Is there any literary character greater than Samwise Gamgee from the Lord of the Rings?
I think not.
He begins as a simple gardener, a hobbit who is not the best or brightest. He’s too shy to talk to Rosie and scared to take the step past the cornfield, because “if [he] takes one more step, it’ll be the furthest away from home [he’s] ever been.” But his bravery is evident, even at the beginning, because he takes that step anyway. Gandalf asks him to watch after Frodo and Sam takes his charge very seriously. At all steps, even when others in the Fellowship falter, Sam keeps Frodo’s safety as his first priority, even over his own. When he sees Frodo sailing away, he chases him through the water even though he can’t swim. When things seem hopeless–and the poor hobbits have no idea how much more hopeless they’ll feel later–Sam inspires Frodo to keep going, with his speech:
“It’s like in the great stories, Mr. Frodo. The ones that really mattered. Full of darkness and danger, they were. And sometimes you didn’t want to know the end. Because how could the end be happy? How could the world go back to the way it was when so much bad had happened? But in the end, it’s only a passing thing, this shadow. Even darkness must pass. A new day will come. And when the sun shines it will shine out the clearer. Those were the stories that stayed with you. That meant something, even if you were too small to understand why. But I think, Mr. Frodo, I do understand. I know now. Folk in those stories had lots of chances of turning back, only they didn’t. They kept going. Because they were holding on to something.” (Frodo asks) “What are we holding onto, Sam?” “That there’s some good in this world, Mr. Frodo… and it’s worth fighting for.”

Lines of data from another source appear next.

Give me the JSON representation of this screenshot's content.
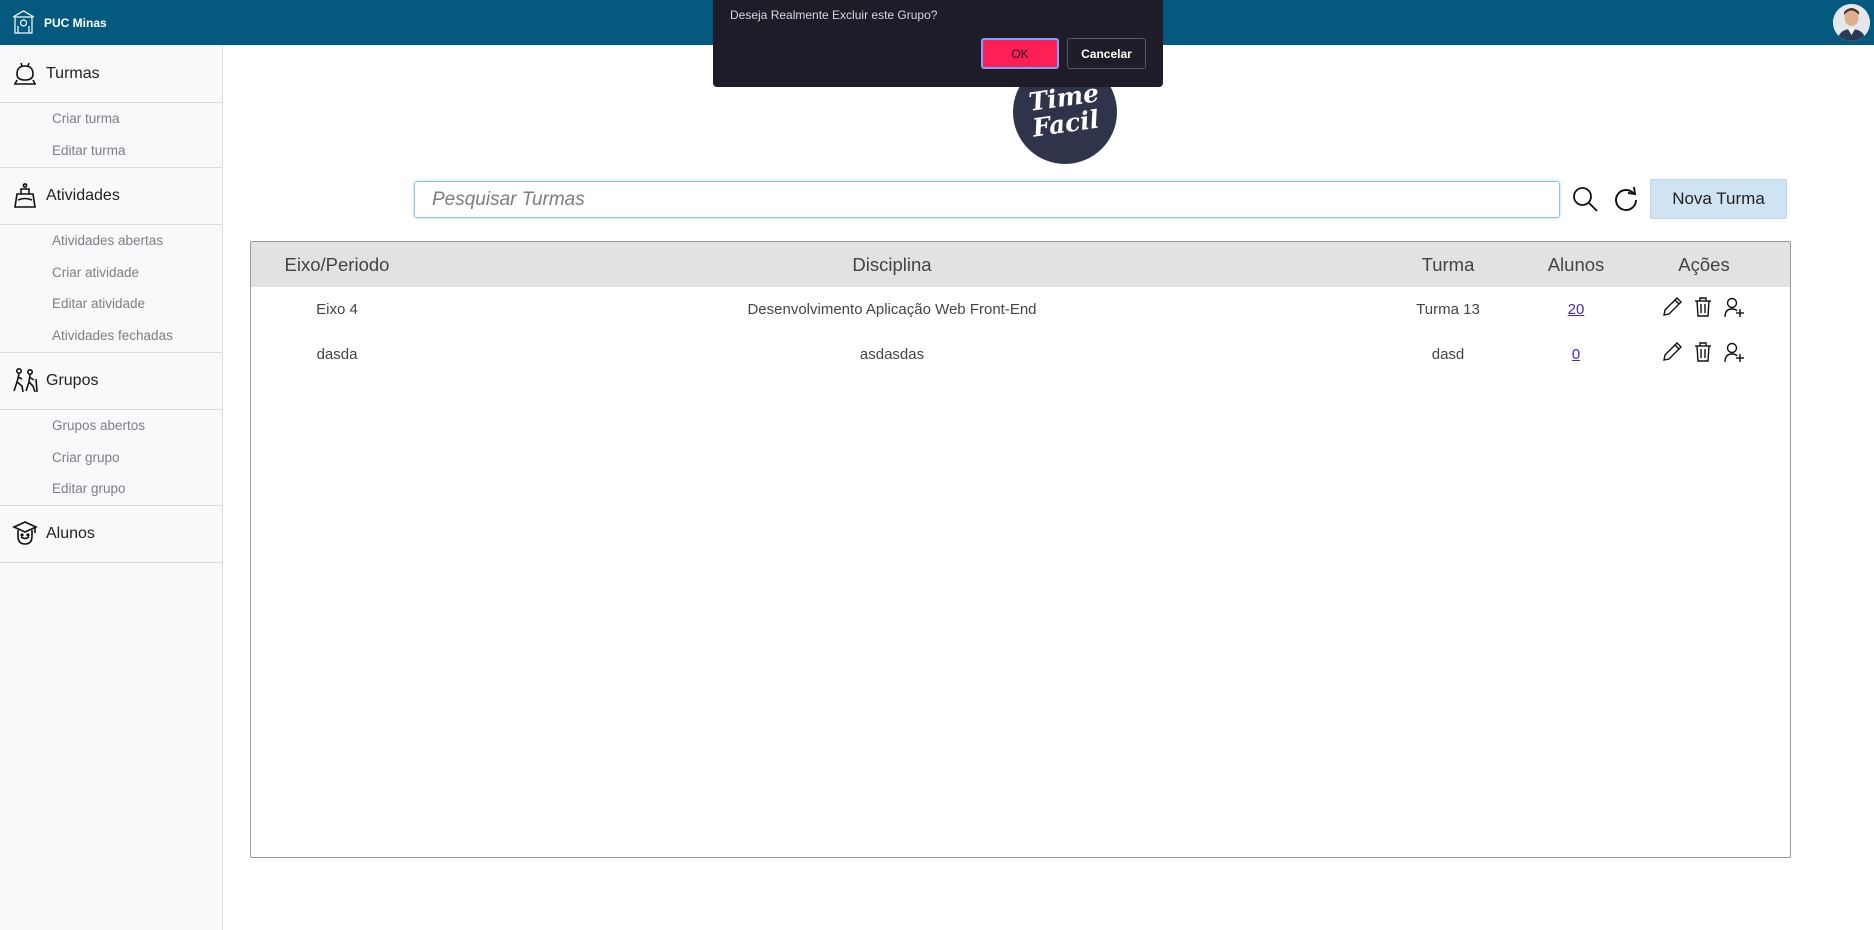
{
  "topbar": {
    "brand": "PUC Minas",
    "logo_icon": "puc-minas-crest-icon",
    "avatar_icon": "user-avatar-icon",
    "color": "#035a7e"
  },
  "sidebar": {
    "sections": [
      {
        "label": "Turmas",
        "icon": "class-icon",
        "items": [
          "Criar turma",
          "Editar turma"
        ]
      },
      {
        "label": "Atividades",
        "icon": "flask-icon",
        "items": [
          "Atividades abertas",
          "Criar atividade",
          "Editar atividade",
          "Atividades fechadas"
        ]
      },
      {
        "label": "Grupos",
        "icon": "group-hiking-icon",
        "items": [
          "Grupos abertos",
          "Criar grupo",
          "Editar grupo"
        ]
      },
      {
        "label": "Alunos",
        "icon": "student-icon",
        "items": []
      }
    ]
  },
  "app_logo": {
    "line1": "Time",
    "line2": "Facil"
  },
  "search": {
    "placeholder": "Pesquisar Turmas",
    "value": ""
  },
  "toolbar": {
    "search_icon": "search-icon",
    "refresh_icon": "refresh-icon",
    "new_label": "Nova Turma"
  },
  "table": {
    "headers": [
      "Eixo/Periodo",
      "Disciplina",
      "Turma",
      "Alunos",
      "Ações"
    ],
    "rows": [
      {
        "eixo": "Eixo 4",
        "disciplina": "Desenvolvimento Aplicação Web Front-End",
        "turma": "Turma 13",
        "alunos": "20"
      },
      {
        "eixo": "dasda",
        "disciplina": "asdasdas",
        "turma": "dasd",
        "alunos": "0"
      }
    ],
    "action_icons": [
      "edit-icon",
      "trash-icon",
      "add-user-icon"
    ]
  },
  "dialog": {
    "message": "Deseja Realmente Excluir este Grupo?",
    "ok_label": "OK",
    "cancel_label": "Cancelar",
    "ok_color": "#ff1f56"
  }
}
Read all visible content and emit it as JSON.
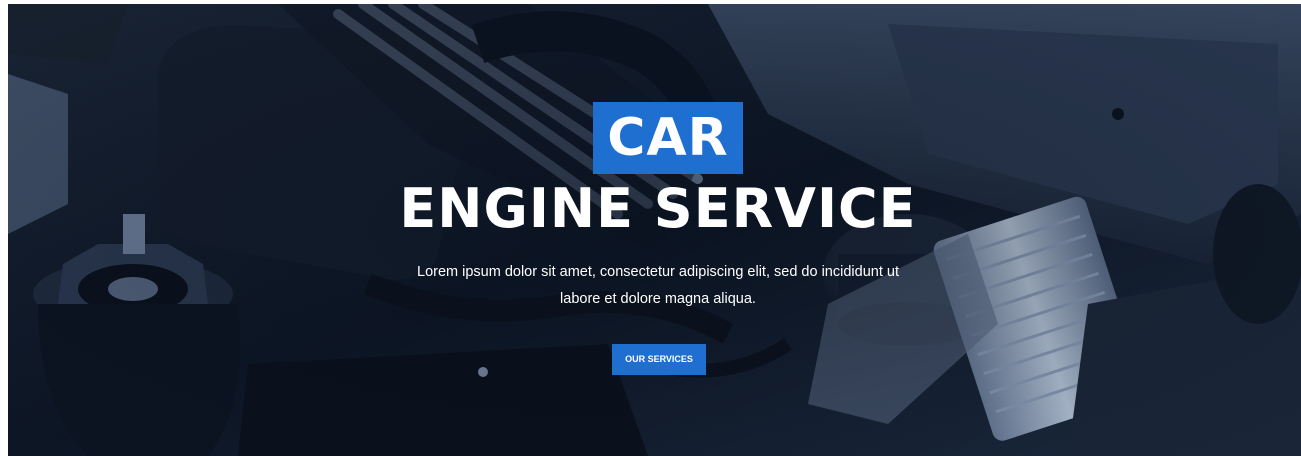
{
  "hero": {
    "title_highlight": "CAR",
    "title_main": "ENGINE SERVICE",
    "subtitle": "Lorem ipsum dolor sit amet, consectetur adipiscing elit, sed do incididunt ut labore et dolore magna aliqua.",
    "cta_label": "OUR SERVICES",
    "background_image": "car-engine-bay-photo"
  },
  "colors": {
    "accent": "#1f6fd0",
    "text": "#ffffff",
    "overlay": "#0a1422"
  }
}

Okay, he’s mean to Gollum/Smeagol, but he trusts his gut and his gut says (eat second breakfast and) that Gollum has ill intentions, which we all know is true. He complains a bit, but hobbits are used to comfort and he’s a far ways off from his hobbit hole–I can’t blame him too much for that. He’s devastated after the Shelob incident, when he believes Frodo has been killed, but he doesn’t let despair drive him to inaction; he overcomes the grief and does what is required. He takes up the ring and vows to finish the mission to destroy it by himself, because he understands the extreme importance of this task.
And then, when Frodo is alive but overwhelmed with the power of the ring, Sam has his great line: “Mr. Frodo, I may not be able to carry the ring for you, but I can carry you.” He picks up his hobbit friend and the ring and carries them up Mount Doom. Epic battles fill Middle Earth during this time period, but it all hinges on the two tiny hobbits and the Gollum-creature trying to destroy a horrible, powerful ring.
So after the whole Nazgul/orc/Mount Doom adventure, Sam finally has the courage to talk to Rosie, and they have thirteen baby hobbits together.
I love it! Sam is so brave despite his fear, which is the best example of bravery. He grows so much over the course of the books in manners big and small, even though he is in no way a conventional hero. All of the characters are important in their own way, but I like to think that Sam is the most important in the long run.
I know this post is really random, but it’s on my mind… I cheated a little because Jeff and I are currently re-watching the movies, instead of re-reading the books, but Sean Astin did a great portrayal of Sam, so that’s okay. I really like Samwise and I wanted to try to put into words “why.” :)